This terrible scene took place just a few days ago in a house near mine. Home is supposed to be a safe place for children. A sanctuary. Certainly, they should be able to expect no sneak attacks, no dangerous surprises leaping out of dark closets to hurt them. And yet, some adults choose to keep guns in their homes while taking no precautions to keep their kids safe. My problem with this is 3-fold:

First, do you really need a gun? Especially with kids in the house. If you’re worried about crime, there are other steps you can take to bolster the safety and security of your family and home: place stronger locks on doors and windows, trim bushes down to eliminate hiding places for intruders, get an alarm system. This last option may be more expensive, but it can be a wise investment–and it won’t kill or maim a member of your family, result in jail time, and ruin more lives than it saves.

If, on the other hand, you simply want to have a gun because it’s one of your rights as an American citizen, I would ask you to weigh exercising that right against the possibilities of what can go wrong. You have the right to bear arms whether or not you choose to bring a gun into your home. You also have the right (depending on your neighborhood) to keep a tiger as a pet. I would not recommend it as a good idea–especially with children around.
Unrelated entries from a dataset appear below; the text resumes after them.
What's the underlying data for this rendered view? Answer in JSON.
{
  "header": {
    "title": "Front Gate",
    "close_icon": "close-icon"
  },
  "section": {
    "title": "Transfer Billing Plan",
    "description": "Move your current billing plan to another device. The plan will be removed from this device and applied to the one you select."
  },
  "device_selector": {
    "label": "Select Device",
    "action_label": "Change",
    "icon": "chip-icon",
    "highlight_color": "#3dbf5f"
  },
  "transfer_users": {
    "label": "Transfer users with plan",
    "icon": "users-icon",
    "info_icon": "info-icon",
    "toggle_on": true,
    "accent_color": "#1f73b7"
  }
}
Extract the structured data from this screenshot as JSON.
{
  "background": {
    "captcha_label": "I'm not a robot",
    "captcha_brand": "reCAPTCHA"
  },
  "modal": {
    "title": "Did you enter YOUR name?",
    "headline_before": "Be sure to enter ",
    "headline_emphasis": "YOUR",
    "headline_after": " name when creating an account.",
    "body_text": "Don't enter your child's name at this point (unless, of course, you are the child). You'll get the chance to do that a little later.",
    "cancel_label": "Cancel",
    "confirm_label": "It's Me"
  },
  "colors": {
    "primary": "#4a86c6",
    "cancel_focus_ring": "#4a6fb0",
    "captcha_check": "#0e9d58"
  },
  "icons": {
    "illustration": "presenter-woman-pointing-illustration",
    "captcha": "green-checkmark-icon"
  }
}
Second, for those who feel strongly that they need a gun, I urge you to accept the responsibility for owning a deadly weapon, and lock it up securely–and separately from the ammunition. A recent study by the University of North Carolina at Chapel Hill found that 36% of parents who own guns store them loaded. 45% don’t use gun locks. I’ve been told by a gun-owning dad, “If I need that gun to protect my family, I need to be able to get to it quick.” Understood. But then, understand this: when you’re not looking, your kids will get to it quicker. What then?

The closet is a place to hang your clothes, not a secure storage facility for a gun. Neither is a drawer or under the bed. And, as the charges mentioned above indicate, keeping a gun in a place where a child can get to it is a crime. And 43% of parents with guns say they don’t use a gun locker or other secure storage location to protect their kids from their weapons. In fact, one mom told me, “I guess we’ve just been lucky so far that Jakey hasn’t found it.” This blew me away–she was leaving her child’s life up to “luck.”
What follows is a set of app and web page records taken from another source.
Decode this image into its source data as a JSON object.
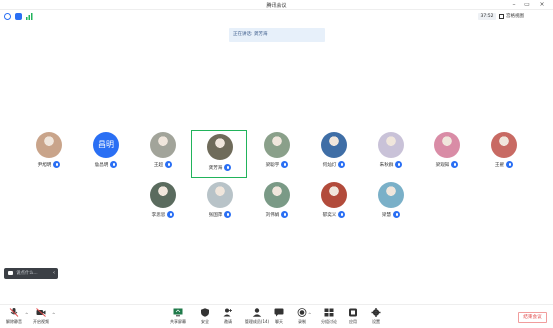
{
  "window": {
    "title": "腾讯会议"
  },
  "infobar": {
    "timer": "37:52",
    "view_label": "宫格视图"
  },
  "speaking": {
    "text": "正在讲话: 龚芳海"
  },
  "participants": [
    {
      "name": "尹旭明",
      "avatar": "photo",
      "color": "#c9a48a"
    },
    {
      "name": "詹昌明",
      "avatar": "text",
      "avatar_text": "昌明"
    },
    {
      "name": "王超",
      "avatar": "photo",
      "color": "#a2a49a"
    },
    {
      "name": "龚芳海",
      "avatar": "photo",
      "color": "#6f6b5a",
      "active": true
    },
    {
      "name": "梁聪宇",
      "avatar": "photo",
      "color": "#8aa08a"
    },
    {
      "name": "何灿灯",
      "avatar": "photo",
      "color": "#3f6ea6"
    },
    {
      "name": "朱秋群",
      "avatar": "photo",
      "color": "#c9c2d8"
    },
    {
      "name": "梁观知",
      "avatar": "photo",
      "color": "#d98ca6"
    },
    {
      "name": "王翟",
      "avatar": "photo",
      "color": "#c86a63"
    },
    {
      "name": "李思思",
      "avatar": "photo",
      "color": "#5a6b5e"
    },
    {
      "name": "张国萍",
      "avatar": "photo",
      "color": "#b8c3c8"
    },
    {
      "name": "刘伟娟",
      "avatar": "photo",
      "color": "#7a9a86"
    },
    {
      "name": "郁奕义",
      "avatar": "photo",
      "color": "#b24b3b"
    },
    {
      "name": "梁慧",
      "avatar": "photo",
      "color": "#7ab0c8"
    }
  ],
  "chat": {
    "placeholder": "说点什么..."
  },
  "toolbar": {
    "mute": "解除静音",
    "video": "开启视频",
    "share": "共享屏幕",
    "security": "安全",
    "invite": "邀请",
    "members": "管理成员(14)",
    "chat": "聊天",
    "record": "录制",
    "apps": "分组讨论",
    "stats": "应用",
    "settings": "设置",
    "end": "结束会议"
  }
}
… which brings me to my third point. If you insist on keeping a deadly weapon in a home with children, teach your kids how to respect it. This should include knowing how to recognize if a gun is loaded, and how to load, unload, clean, transport, and use the gun only in company of adult who also knows how to use it, and when to keep hands off (any time a weapons-trained adult is not present). Kids should be made aware of the irreparable damage guns can do, and that they must be treated with great care–not played with like they see actors do on tv. Accidents can happen, and they do, all too often. Just like they did for that little 4-year-old girl who lived near me.